57 Chevy Belair with dollar signs representing net gain

What would you say if we told you that donors often realize a net gain by donating their cars? “What?” you might ask, “Making more money donating a car than the donor actually spent on the car in the first place? That makes no sense.”

Well, it happens more than you might suspect. Case in point: a member of our marketing team, while making small talk at a social event, was asked where she was employed. Our employee responded that she worked at Kars4Kids.

“Whoa,” said the guy who had asked the question in the first place. “I actually donated a car to them, once upon a time.”

“Really?” responded our employee.

Fixer-Upper

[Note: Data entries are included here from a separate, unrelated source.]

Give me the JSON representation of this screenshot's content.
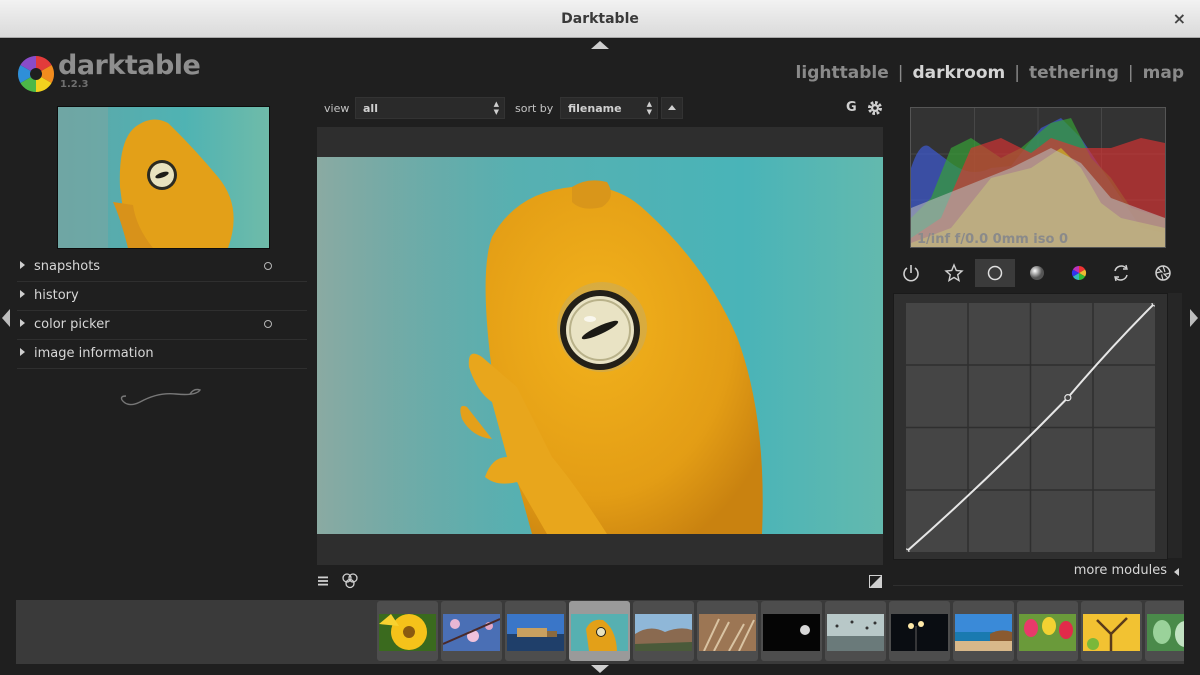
{
  "window": {
    "title": "Darktable",
    "close_glyph": "×"
  },
  "app": {
    "name": "darktable",
    "version": "1.2.3"
  },
  "views": [
    {
      "label": "lighttable",
      "active": false
    },
    {
      "label": "darkroom",
      "active": true
    },
    {
      "label": "tethering",
      "active": false
    },
    {
      "label": "map",
      "active": false
    }
  ],
  "view_separator": "|",
  "left_panel": {
    "modules": [
      {
        "label": "snapshots",
        "has_reset": true
      },
      {
        "label": "history",
        "has_reset": false
      },
      {
        "label": "color picker",
        "has_reset": true
      },
      {
        "label": "image information",
        "has_reset": false
      }
    ]
  },
  "top_toolbar": {
    "view_label": "view",
    "view_value": "all",
    "sort_label": "sort by",
    "sort_value": "filename",
    "grouping_label": "G",
    "updown_glyph": "▲▼",
    "icons": [
      "sort-direction-icon",
      "gear-icon"
    ]
  },
  "bottom_tools": {
    "icons": [
      "presets-menu-icon",
      "styles-icon",
      "overexposed-indicator-icon"
    ]
  },
  "histogram": {
    "exif": "1/inf f/0.0 0mm iso 0"
  },
  "module_groups": {
    "icons": [
      "power-icon",
      "favorite-star-icon",
      "basic-circle-icon",
      "tone-gradient-icon",
      "color-wheel-icon",
      "correct-rotate-icon",
      "effect-aperture-icon"
    ],
    "active_index": 2
  },
  "tone_curve": {
    "nodes": [
      [
        0,
        0
      ],
      [
        0.65,
        0.62
      ],
      [
        1,
        1
      ]
    ]
  },
  "more_modules": {
    "label": "more modules"
  },
  "filmstrip": {
    "thumbnails": [
      {
        "name": "sunflower",
        "current": false
      },
      {
        "name": "blossoms",
        "current": false
      },
      {
        "name": "coast-castle",
        "current": false
      },
      {
        "name": "frog",
        "current": true
      },
      {
        "name": "canyon",
        "current": false
      },
      {
        "name": "grass",
        "current": false
      },
      {
        "name": "moon",
        "current": false
      },
      {
        "name": "birds",
        "current": false
      },
      {
        "name": "street-lamp",
        "current": false
      },
      {
        "name": "beach",
        "current": false
      },
      {
        "name": "tulips",
        "current": false
      },
      {
        "name": "autumn-tree",
        "current": false
      },
      {
        "name": "leaves",
        "current": false
      }
    ]
  },
  "colors": {
    "accent_frog": "#e8a417",
    "background": "#1f1f1f"
  }
}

“Yup. My uncle had a ’57 Chevy that was in terrible shape. But he persuaded me to buy it at a bargain price, telling me it was a ‘fixer-upper.’ Uncle Jim told me that if I put in some time fixing it up, the car would be worth much more. He sold the car to me for $100.

“I honestly thought it would be a fun project. But I was just getting started in the real estate business, and I didn’t have time to work on the darned thing. The car just sat in my garage, taking up space.

“Meantime, I kept hearing the Kars4Kids jingle on the radio during my daily commute to the office, and wondered if they’d take that piece of junk off my hands. I thought maybe it was in such bad shape, they wouldn’t accept it as a donation.

“I called them anyway and they said, ‘Sure we’ll take it.’ They came the same day, towed away the Chevy, and I got a $500 tax deduction.”

“What a story!” said our employee.

Net Gain of 400 Percent

“Yeah,” said the former ’57 Chevy owner. “My uncle was right. That car turned out to be a good investment. I paid $100 for it, and got a $500 deduction, a net gain of 400 percent! Not bad for my first investment, right?”

“Whoa,” said our employee, impressed. “What amounts to a profit of 400 percent for a car in bad condition? I think that’s amazing!”

“Yeah. When I told my uncle, he laughed and said he should have donated it in the first place, and gotten the deduction himself. ‘Live and learn,’ he said.

“I had a good laugh. But the truth is, I was really happy to donate a car that was essentially a piece of junk, and not only get a deduction, but help kids in the process.

“I was glad I’d had the idea to donate that car. But the jingle is really what triggered the thought in the first place, so hats off to your marketing team,” said the donor.

“Nice to Be Appreciated.”

“Thank you!” said our beaming employee. “It’s nice to be appreciated.”

Incidental exchanges like this one happen all the time, and these unsolicited testimonials make our work a pleasure. Maybe that’s the reason we walk into work each day with smiles on our faces. Because we know we’re doing right by our donors, giving great service while helping children, too!